Most businesses arrive at a specific point during their digital life; a website migration. You might be setting up offices in an international location, moving to a better host, updating your CMS platform, or setting up a better domain name for your business. Whatever the reason, you’re considering or planning migrating your website and you find yourself worried about the risks involved.
A small drop in traffic during the migration process is par for the course, but this should return to your previous benchmark fairly soon. If the migration has really worked, and you did it for the right reasons, then traffic should begin to surpass your previous benchmark. Unfortunately many websites don’t get to experience this, because their search engine optimisation (SEO) is unintentionally harmed during the migration process. Thankfully, there are only six steps to follow to protect your search engine ranking.
6 Steps to protecting SEO when migrating websites
1. Audit prior to migration
Auditing your existing website is vital, because it ensures you can action the migration successfully and track how it’s performing post-launch. At the very least, you should perform a crawl of your website prior to migration to attain an overview of all of your URLs, which is a necessity for performing checks after your migration.
A full audit should include your full list of URLs and the following information per page:
- All meta information, header information (H1s, H2s, H3s, etc.) and HTML markups — These should stay consistent post migration, as they help search engines understand what your page content is about.
- All image alt texts — These need to be maintained throughout migration, as they are the only real way that search engines can understand what your images display and how they add value to your content.
- Internal linking map — This helps you to see how and where your internal links are connected to one another, which is also how search engines understand your website content’s holistic value to users.
- Your XML sitemap and robots.txt file — This helps you understand which pages can (i.e. landing pages) and which cannot (i.e. thank you pages) be found by search engines.
These audit items are not only good for testing that your migration has gone off successfully, they also help you consider which content could be removed or optimised. You certainly don’t want to get rid of all your content, which could damage your search ranking, but you can use this as an opportunity to scrutinize your website.
2. Benchmark your analytics
Which page is being visited the most?
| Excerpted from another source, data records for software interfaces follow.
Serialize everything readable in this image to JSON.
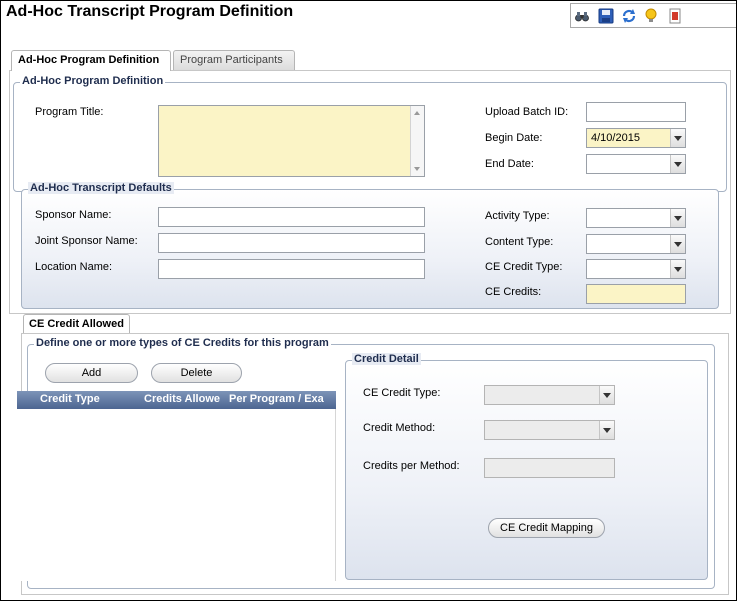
{
  "window": {
    "title": "Ad-Hoc Transcript Program Definition"
  },
  "toolbar": {
    "icons": [
      "binoculars-icon",
      "save-icon",
      "refresh-icon",
      "lightbulb-icon",
      "report-icon"
    ]
  },
  "tabs": [
    {
      "label": "Ad-Hoc Program Definition",
      "active": true
    },
    {
      "label": "Program Participants",
      "active": false
    }
  ],
  "program_definition": {
    "legend": "Ad-Hoc Program Definition",
    "program_title_label": "Program Title:",
    "program_title_value": "",
    "upload_batch_id_label": "Upload Batch ID:",
    "upload_batch_id_value": "",
    "begin_date_label": "Begin Date:",
    "begin_date_value": "4/10/2015",
    "end_date_label": "End Date:",
    "end_date_value": ""
  },
  "transcript_defaults": {
    "legend": "Ad-Hoc Transcript Defaults",
    "sponsor_name_label": "Sponsor Name:",
    "sponsor_name_value": "",
    "joint_sponsor_name_label": "Joint Sponsor Name:",
    "joint_sponsor_name_value": "",
    "location_name_label": "Location Name:",
    "location_name_value": "",
    "activity_type_label": "Activity Type:",
    "activity_type_value": "",
    "content_type_label": "Content Type:",
    "content_type_value": "",
    "ce_credit_type_label": "CE Credit Type:",
    "ce_credit_type_value": "",
    "ce_credits_label": "CE Credits:",
    "ce_credits_value": ""
  },
  "ce_credit_allowed": {
    "tab_label": "CE Credit Allowed",
    "legend": "Define one or more types of CE Credits for this program",
    "add_label": "Add",
    "delete_label": "Delete",
    "grid_columns": [
      "Credit Type",
      "Credits Allowe",
      "Per Program / Exa"
    ],
    "grid_rows": []
  },
  "credit_detail": {
    "legend": "Credit Detail",
    "ce_credit_type_label": "CE Credit Type:",
    "ce_credit_type_value": "",
    "credit_method_label": "Credit Method:",
    "credit_method_value": "",
    "credits_per_method_label": "Credits per Method:",
    "credits_per_method_value": "",
    "mapping_button_label": "CE Credit Mapping"
  }
}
Was that intentional, and is that beneficial? How many monthly users visit your website? Is that more or less than last month? One of the most common mistakes is forgetting to benchmark your analytics prior to migration, which can be detrimental. Without knowing what your traffic, conversion and user behaviour goals are, you’ll not be able to measure your migration.
Measuring and benchmarking your website’s data also helps you figure out when the best time to action your migration. You want to schedule this for a time when your website traffic takes a natural dip, when any loss in up-time will have the least impact on your business. But you’ll also want to ensure this lines up as well as possible with your team’s availability, as you want to ensure there is someone monitoring and maintaining the migration as it happens. We recommend actioning a migration over Tuesdays or Wednesdays, as Mondays are notorious for meetings, and this gives you a few days before the weekend to fix high-impact issues.
3. Ensure redirects are in place
A website is only good if it takes you where you mean to go. You don’t want to spend all your time working to migrate your website and then have your users run into endless 404 errors for broken pages. Over 73% of visitors leave a website immediately on being served a 404 error. This is where 301 redirects (i.e. permanent redirects) are a necessity, as they point your old URLs to your new ones. You should ensure any necessary redirects are ready to be made active upon migration, which is where the audit (step 1) is helpful in planning which URLs may require this.
This is only necessary where you’re making changes to your domain in some way (introducing a sub-domain or changing your domain name/extension), as migrations across hosts or platforms generally don’t alter your URL paths.
4. Backup your website
This is not any more complicated than the title states. Backup your website before doing anything. Sometimes things happen that nobody could plan for, and in these times it’s better to be safe than sorry.
5. Map your new website
Before you begin the migration, be sure to map out your new website if there are any changes to your navigation and user flow. You not only want users to be able to find what they’re looking for easily, you also want to ensure that your internal linking is strong. When mapping your URLs, ensure the structure of every one is consistent and points to the secure version (that’s HTTPS, not HTTP). Highlight all differences that your new sitemap has with your old one, and test that these paths are live after migration.
6. Monitor your new website
The last step is always testing. As soon as your website is live again, have multiple people test the most popular paths on different devices and double check your full URL list over time. Are your thank you pages included in your robots.txt file still? Is your website loading quick enough? Are your primary website pages still indexed by Google? Now is the time to ask yourself all of these questions, and to use your audit in the first step to check on the success of your migration. If in doubt, Google Search Console is a great free tool to help keep your eye on what’s being crawled by Google, where possible errors lie, and what optimisations you could do in the future.
It’s true that website migration can be a tricky process to manage and could lead to a loss in traffic or search ranking, but only if you take your eye off the ball. Take your time, analyse your existing data, plan what it is that you want, and take your time in going through the steps. Remember, patience always wins.